**PROBLEM STATEMENT**
Please return every line from the entries that has the string "records" in it.

(Items listed in a dataset)
•••••
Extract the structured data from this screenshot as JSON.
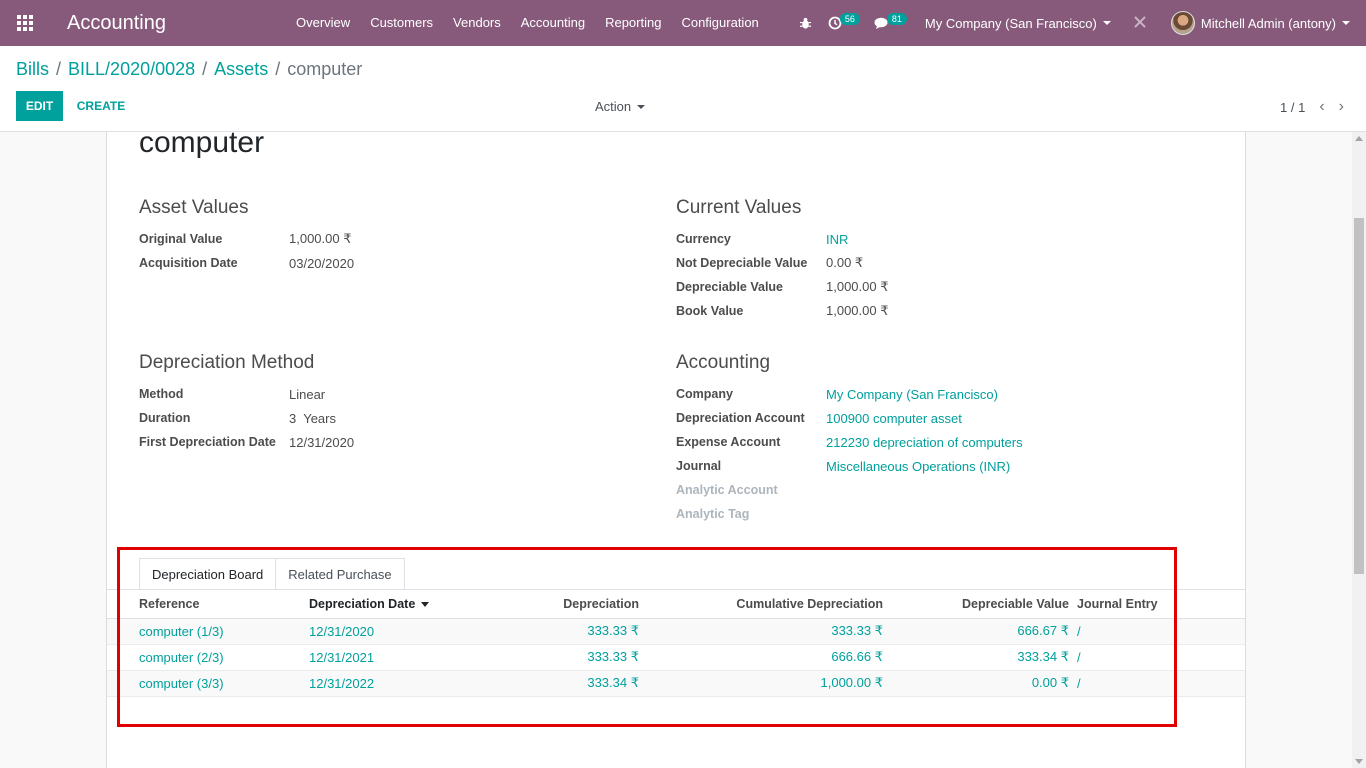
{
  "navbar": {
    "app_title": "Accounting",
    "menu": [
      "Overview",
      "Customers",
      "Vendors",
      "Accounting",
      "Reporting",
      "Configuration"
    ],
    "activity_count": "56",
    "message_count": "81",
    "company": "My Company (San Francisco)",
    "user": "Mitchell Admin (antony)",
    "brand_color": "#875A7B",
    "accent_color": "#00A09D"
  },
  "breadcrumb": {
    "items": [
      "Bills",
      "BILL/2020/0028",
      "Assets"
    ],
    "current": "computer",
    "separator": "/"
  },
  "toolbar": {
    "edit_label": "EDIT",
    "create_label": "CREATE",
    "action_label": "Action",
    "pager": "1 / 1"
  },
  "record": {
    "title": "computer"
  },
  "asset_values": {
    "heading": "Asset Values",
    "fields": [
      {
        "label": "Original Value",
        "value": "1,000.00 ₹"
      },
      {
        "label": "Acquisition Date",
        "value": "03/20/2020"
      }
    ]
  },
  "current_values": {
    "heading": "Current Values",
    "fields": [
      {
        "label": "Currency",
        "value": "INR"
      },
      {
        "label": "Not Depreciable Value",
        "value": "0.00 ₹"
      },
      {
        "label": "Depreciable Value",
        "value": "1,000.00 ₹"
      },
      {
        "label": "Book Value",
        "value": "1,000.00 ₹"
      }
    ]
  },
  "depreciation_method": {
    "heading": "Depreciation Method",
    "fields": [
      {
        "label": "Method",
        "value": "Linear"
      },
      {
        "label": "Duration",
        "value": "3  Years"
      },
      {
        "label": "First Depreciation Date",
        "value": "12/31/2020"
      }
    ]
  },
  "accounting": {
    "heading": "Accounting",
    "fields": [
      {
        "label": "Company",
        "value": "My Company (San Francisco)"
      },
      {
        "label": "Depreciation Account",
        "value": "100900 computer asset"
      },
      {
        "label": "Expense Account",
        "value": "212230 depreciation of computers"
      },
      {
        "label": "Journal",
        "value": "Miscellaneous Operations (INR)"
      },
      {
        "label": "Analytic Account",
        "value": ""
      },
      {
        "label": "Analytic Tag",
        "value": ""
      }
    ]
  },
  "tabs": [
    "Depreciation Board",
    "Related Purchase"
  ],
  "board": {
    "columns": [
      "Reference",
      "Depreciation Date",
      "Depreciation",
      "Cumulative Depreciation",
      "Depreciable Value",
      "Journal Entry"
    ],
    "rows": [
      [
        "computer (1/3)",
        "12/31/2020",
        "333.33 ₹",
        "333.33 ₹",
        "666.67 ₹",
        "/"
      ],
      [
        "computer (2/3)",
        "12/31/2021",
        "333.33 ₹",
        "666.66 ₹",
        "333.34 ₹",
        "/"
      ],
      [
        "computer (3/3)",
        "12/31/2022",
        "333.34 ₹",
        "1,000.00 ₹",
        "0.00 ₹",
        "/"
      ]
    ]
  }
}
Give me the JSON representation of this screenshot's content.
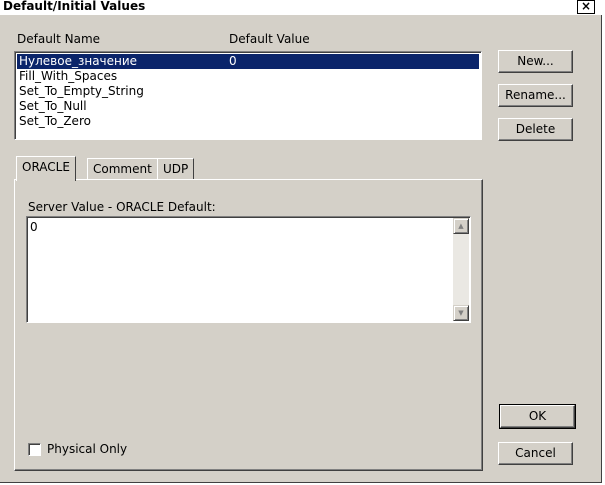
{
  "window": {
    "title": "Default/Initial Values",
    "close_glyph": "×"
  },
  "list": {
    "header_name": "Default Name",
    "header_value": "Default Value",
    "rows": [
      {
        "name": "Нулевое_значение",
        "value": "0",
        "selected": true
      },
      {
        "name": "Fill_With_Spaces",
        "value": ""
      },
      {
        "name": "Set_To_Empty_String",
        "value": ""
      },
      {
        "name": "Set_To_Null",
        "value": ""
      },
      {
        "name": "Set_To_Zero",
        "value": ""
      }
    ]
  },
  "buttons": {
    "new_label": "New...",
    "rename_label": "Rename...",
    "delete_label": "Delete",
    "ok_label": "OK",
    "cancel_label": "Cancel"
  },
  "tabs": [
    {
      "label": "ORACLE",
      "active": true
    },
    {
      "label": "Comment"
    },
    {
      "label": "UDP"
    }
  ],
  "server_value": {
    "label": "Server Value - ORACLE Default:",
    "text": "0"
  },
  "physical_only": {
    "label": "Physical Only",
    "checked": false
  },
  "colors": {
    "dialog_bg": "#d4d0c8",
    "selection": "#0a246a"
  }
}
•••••
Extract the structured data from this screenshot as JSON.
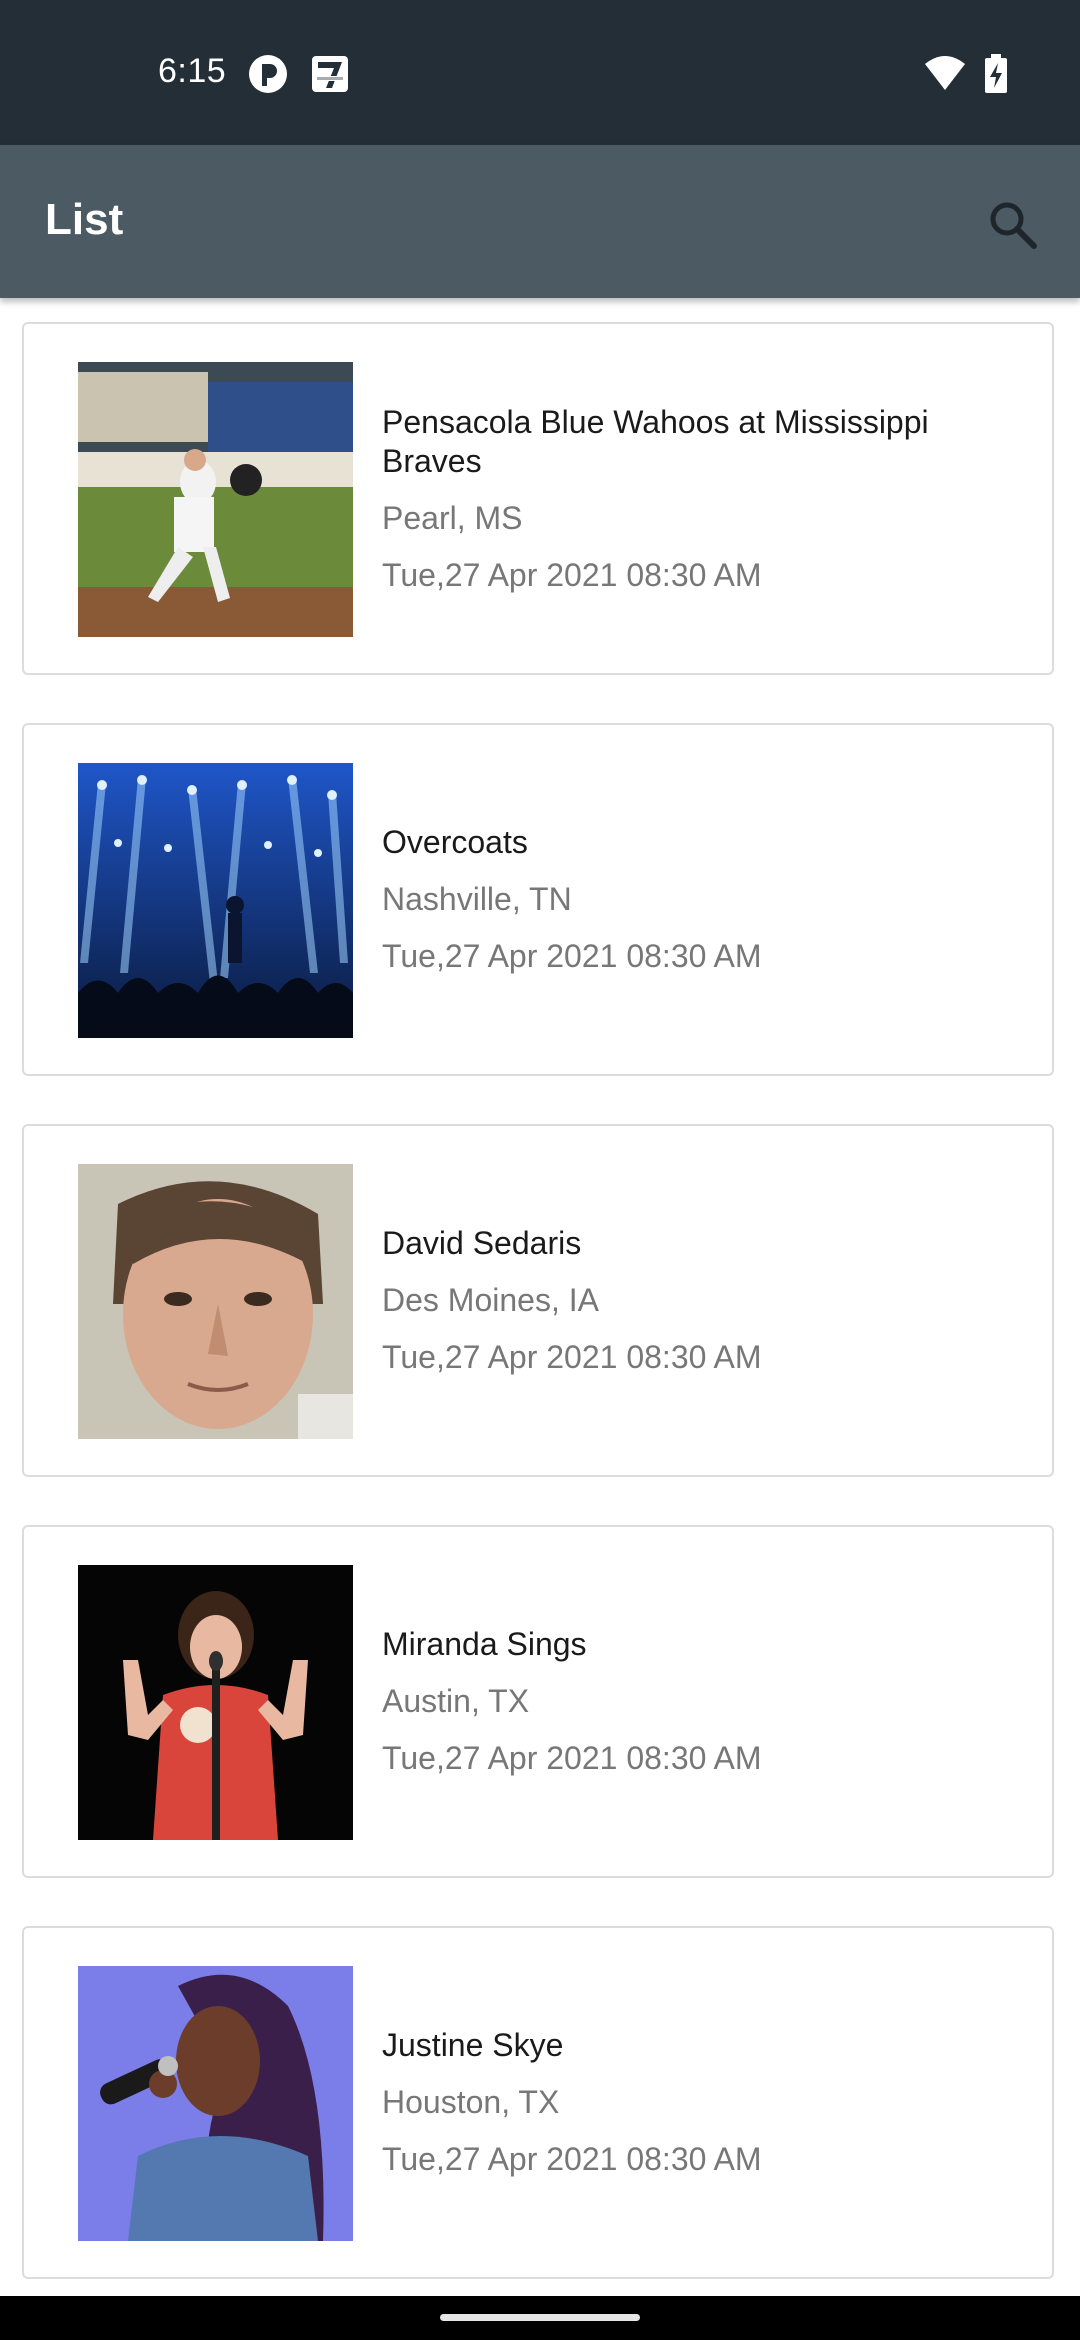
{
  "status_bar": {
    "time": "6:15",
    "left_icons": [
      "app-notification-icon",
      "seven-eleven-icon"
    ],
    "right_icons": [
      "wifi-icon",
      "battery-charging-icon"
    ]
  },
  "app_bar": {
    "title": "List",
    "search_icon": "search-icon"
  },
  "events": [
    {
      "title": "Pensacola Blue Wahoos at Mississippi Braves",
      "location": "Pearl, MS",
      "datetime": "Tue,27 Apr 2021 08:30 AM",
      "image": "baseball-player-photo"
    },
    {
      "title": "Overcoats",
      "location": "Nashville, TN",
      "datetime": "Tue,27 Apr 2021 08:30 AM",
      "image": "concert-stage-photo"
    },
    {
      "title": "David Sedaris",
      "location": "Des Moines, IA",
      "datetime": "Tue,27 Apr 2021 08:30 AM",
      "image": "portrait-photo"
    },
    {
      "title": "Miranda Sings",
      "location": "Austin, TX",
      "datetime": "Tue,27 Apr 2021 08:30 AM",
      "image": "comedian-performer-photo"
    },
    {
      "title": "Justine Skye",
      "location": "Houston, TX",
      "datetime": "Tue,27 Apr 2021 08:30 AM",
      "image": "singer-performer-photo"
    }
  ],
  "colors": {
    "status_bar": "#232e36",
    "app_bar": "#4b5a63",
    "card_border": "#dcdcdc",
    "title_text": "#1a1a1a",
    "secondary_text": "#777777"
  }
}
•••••
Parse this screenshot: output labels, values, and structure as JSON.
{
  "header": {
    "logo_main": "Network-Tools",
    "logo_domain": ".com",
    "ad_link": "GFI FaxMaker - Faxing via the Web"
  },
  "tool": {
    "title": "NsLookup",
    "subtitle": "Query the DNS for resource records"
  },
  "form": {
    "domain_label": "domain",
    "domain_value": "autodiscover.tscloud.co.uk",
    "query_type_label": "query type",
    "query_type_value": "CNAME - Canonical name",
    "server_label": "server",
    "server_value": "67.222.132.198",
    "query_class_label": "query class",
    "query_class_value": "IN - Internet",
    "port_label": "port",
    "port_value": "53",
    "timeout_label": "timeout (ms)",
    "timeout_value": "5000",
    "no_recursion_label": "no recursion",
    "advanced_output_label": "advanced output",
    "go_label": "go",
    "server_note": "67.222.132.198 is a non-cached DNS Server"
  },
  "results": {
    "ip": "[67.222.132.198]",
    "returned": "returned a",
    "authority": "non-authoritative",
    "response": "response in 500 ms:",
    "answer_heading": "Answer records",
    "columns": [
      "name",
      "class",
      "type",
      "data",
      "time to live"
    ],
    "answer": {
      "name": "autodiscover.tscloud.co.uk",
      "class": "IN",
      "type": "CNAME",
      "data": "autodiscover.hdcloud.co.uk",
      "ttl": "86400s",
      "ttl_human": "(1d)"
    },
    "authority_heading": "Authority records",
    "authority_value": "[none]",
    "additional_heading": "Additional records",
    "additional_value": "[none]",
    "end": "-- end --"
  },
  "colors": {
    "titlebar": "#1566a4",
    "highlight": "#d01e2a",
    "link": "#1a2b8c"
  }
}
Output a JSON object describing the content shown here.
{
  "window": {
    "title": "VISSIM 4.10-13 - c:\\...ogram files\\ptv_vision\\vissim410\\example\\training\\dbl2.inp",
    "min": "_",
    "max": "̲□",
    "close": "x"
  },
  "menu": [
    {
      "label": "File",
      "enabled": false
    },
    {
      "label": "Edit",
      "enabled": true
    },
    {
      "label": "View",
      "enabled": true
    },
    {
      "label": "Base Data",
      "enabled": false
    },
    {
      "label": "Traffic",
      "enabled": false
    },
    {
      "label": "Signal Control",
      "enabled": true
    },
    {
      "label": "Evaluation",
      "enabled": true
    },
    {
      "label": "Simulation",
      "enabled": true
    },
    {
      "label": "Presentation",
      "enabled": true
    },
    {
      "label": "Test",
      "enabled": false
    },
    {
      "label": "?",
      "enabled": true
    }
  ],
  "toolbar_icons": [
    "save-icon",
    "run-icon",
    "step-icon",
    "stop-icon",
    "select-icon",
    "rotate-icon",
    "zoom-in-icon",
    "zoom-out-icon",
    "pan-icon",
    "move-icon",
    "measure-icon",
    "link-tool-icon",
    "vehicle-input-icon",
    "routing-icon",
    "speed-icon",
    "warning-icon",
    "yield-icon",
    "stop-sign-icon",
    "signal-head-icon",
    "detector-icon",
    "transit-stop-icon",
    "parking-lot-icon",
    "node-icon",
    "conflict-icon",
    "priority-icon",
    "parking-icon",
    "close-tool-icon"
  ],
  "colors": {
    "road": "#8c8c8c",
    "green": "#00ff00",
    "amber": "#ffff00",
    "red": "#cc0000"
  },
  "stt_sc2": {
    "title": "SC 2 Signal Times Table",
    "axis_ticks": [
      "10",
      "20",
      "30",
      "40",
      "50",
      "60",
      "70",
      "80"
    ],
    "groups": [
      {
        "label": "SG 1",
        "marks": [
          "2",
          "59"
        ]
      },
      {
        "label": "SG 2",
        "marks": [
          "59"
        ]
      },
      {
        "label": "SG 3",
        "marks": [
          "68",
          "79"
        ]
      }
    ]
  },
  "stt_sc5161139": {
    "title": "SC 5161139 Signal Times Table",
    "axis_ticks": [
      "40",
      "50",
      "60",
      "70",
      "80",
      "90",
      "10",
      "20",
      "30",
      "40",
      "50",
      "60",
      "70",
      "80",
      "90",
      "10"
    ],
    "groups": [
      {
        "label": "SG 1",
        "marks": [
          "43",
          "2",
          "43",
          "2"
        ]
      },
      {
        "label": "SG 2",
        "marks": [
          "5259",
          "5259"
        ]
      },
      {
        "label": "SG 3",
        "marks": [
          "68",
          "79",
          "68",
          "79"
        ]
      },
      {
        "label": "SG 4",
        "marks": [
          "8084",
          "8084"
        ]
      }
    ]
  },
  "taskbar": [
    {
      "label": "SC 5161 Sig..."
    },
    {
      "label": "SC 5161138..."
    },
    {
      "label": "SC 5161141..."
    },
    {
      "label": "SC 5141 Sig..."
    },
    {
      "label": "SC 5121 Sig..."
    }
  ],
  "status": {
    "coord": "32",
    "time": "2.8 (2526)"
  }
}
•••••
**FINAL ANSWER**
    "subtitle": "Query the DNS for resource records"
    "answer_heading": "Answer records",
    "authority_heading": "Authority records",
    "additional_heading": "Additional records",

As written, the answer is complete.